Exercise objective. Pull each line holding the word "sample" from the data.

### Given information ###

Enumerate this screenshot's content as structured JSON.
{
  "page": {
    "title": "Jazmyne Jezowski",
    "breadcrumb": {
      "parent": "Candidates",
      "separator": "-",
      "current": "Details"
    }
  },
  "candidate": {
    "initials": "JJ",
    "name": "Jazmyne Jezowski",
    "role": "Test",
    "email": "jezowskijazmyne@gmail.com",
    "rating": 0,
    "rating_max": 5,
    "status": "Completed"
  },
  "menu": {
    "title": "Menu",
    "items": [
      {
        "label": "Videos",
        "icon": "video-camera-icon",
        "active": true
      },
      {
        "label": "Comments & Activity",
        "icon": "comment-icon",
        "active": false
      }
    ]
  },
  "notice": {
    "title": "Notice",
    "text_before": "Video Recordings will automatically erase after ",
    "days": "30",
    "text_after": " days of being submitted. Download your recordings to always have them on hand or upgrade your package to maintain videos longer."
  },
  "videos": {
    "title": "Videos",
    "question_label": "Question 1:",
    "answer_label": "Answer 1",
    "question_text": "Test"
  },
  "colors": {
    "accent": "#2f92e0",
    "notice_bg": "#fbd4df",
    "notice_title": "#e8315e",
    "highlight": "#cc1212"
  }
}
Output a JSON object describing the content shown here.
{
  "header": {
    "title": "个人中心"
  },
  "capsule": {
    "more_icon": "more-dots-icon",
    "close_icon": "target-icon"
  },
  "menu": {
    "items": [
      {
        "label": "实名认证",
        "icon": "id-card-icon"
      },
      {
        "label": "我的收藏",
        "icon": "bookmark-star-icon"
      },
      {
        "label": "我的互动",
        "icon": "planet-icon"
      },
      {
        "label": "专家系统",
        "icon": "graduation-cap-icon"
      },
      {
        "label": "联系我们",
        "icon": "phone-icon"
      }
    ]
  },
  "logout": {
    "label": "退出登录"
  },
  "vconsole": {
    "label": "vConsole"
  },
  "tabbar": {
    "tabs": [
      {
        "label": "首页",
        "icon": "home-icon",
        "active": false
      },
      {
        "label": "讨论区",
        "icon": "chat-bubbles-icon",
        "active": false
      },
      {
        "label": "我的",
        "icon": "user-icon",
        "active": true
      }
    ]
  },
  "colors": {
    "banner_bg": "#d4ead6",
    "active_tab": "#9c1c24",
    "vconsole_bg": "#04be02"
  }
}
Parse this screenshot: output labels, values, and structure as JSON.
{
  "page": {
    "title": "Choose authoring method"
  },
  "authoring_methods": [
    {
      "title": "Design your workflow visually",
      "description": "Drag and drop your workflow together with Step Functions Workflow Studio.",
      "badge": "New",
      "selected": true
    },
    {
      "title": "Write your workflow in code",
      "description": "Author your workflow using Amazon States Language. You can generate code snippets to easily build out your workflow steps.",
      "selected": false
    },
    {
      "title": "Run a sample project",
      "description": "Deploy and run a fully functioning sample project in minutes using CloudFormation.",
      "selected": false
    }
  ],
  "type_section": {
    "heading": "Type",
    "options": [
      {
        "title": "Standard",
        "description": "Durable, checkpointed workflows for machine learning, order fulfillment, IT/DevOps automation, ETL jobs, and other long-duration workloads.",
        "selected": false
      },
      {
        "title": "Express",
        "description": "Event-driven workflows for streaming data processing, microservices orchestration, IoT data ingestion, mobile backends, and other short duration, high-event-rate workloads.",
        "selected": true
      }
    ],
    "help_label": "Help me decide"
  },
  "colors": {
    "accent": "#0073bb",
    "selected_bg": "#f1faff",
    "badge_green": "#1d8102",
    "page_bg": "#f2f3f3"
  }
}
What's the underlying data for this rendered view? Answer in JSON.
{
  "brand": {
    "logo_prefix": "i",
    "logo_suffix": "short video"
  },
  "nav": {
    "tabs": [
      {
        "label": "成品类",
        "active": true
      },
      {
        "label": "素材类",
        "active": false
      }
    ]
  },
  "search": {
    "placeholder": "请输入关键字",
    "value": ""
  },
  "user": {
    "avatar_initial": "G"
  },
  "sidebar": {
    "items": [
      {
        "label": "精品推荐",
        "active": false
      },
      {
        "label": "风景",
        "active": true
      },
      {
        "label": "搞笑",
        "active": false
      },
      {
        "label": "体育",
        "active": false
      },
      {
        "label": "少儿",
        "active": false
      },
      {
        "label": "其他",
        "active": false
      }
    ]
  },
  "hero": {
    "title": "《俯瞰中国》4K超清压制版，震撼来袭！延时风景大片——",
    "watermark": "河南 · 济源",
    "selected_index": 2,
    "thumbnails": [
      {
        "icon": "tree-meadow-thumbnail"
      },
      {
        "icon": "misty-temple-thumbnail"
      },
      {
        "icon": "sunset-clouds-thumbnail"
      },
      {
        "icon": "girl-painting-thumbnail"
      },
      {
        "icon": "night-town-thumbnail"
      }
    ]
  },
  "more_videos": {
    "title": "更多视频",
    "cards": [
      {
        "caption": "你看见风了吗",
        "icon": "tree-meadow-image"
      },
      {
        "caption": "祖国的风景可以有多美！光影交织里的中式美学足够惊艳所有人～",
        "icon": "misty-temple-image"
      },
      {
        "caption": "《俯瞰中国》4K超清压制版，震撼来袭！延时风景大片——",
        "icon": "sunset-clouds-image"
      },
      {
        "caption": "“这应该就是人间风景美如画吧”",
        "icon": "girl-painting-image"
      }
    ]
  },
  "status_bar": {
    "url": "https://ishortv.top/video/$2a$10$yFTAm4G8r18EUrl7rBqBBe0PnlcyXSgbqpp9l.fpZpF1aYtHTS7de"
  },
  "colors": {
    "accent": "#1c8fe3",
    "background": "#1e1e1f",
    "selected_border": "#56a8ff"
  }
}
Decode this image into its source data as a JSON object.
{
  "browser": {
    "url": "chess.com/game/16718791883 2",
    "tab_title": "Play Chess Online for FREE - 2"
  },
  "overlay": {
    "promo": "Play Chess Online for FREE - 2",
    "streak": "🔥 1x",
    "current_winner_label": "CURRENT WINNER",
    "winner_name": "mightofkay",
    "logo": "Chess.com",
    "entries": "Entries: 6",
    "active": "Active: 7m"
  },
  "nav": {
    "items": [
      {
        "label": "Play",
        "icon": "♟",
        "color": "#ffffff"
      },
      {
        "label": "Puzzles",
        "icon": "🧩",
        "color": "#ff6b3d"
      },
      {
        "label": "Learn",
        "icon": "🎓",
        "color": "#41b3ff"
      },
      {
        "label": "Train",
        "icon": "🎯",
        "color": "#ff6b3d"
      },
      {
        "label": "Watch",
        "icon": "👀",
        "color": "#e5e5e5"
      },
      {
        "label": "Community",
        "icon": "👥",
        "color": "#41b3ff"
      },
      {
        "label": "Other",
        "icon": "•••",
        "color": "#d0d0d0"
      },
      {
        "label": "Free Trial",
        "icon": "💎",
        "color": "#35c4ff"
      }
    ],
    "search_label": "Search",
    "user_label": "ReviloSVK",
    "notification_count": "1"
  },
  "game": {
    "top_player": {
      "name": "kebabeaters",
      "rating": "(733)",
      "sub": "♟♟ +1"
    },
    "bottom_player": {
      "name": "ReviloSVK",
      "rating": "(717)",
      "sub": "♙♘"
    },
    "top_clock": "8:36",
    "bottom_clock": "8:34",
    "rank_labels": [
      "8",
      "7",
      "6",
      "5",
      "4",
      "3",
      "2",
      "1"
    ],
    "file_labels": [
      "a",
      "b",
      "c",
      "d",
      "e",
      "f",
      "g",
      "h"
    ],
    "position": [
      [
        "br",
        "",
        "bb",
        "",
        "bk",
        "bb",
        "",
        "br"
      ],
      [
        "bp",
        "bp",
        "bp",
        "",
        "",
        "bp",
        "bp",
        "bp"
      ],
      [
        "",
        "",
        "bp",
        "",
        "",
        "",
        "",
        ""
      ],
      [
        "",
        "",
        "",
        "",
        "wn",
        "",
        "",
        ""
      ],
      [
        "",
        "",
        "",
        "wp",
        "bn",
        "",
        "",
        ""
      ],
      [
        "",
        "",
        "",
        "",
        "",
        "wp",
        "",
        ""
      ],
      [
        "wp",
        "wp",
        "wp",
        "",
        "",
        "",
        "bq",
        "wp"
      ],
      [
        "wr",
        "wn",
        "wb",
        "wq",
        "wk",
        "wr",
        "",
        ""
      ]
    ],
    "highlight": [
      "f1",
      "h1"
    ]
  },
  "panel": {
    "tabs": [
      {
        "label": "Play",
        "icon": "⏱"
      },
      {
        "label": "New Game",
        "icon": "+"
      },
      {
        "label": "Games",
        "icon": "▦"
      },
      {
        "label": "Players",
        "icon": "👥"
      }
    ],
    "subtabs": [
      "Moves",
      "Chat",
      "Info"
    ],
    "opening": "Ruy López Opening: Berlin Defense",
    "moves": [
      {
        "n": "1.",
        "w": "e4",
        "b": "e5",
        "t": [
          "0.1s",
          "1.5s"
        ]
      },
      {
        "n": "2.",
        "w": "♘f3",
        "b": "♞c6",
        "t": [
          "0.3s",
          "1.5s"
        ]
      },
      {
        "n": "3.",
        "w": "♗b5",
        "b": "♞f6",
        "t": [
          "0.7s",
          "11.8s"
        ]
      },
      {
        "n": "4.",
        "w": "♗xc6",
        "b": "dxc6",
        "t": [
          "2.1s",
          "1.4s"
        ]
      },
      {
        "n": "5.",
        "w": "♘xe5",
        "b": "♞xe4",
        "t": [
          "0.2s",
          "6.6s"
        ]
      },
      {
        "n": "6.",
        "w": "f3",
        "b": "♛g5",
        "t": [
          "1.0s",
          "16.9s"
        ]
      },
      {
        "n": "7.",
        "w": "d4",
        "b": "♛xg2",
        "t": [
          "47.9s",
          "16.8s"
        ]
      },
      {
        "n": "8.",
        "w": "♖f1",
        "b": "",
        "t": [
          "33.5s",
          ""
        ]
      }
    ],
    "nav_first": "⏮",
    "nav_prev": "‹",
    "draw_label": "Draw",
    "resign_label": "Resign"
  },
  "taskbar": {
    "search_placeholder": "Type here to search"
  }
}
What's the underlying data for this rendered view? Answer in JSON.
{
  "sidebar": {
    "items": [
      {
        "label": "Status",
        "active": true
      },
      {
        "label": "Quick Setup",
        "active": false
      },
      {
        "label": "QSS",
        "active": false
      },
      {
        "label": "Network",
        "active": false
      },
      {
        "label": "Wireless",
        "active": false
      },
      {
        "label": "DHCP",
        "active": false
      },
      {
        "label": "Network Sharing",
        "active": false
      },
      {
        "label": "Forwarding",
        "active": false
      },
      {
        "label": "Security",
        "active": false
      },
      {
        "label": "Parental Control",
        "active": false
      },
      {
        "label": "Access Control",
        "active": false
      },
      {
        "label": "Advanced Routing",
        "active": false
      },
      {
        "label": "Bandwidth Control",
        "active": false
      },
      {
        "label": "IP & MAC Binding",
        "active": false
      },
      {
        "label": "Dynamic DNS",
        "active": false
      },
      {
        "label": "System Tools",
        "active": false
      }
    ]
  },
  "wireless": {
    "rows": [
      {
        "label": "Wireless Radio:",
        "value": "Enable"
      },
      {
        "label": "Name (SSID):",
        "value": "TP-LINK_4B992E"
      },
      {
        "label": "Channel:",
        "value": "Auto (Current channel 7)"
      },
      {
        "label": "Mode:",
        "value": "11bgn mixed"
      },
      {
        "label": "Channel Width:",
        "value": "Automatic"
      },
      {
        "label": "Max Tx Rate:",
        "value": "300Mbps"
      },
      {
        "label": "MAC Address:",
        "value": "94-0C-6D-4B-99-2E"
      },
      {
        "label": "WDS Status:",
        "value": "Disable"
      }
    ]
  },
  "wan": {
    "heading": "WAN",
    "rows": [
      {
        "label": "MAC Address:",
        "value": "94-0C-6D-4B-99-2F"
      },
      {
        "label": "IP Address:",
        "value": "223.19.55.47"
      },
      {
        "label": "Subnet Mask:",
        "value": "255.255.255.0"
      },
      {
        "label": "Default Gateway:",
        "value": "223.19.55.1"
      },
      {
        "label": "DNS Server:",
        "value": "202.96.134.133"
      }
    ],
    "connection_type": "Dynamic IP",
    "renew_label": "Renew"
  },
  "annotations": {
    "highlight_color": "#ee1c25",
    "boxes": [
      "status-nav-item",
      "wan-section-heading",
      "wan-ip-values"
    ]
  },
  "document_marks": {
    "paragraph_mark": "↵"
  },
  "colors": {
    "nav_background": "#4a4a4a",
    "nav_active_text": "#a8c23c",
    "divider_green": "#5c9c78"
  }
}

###

Output of the task.
      "title": "Run a sample project",
      "description": "Deploy and run a fully functioning sample project in minutes using CloudFormation.",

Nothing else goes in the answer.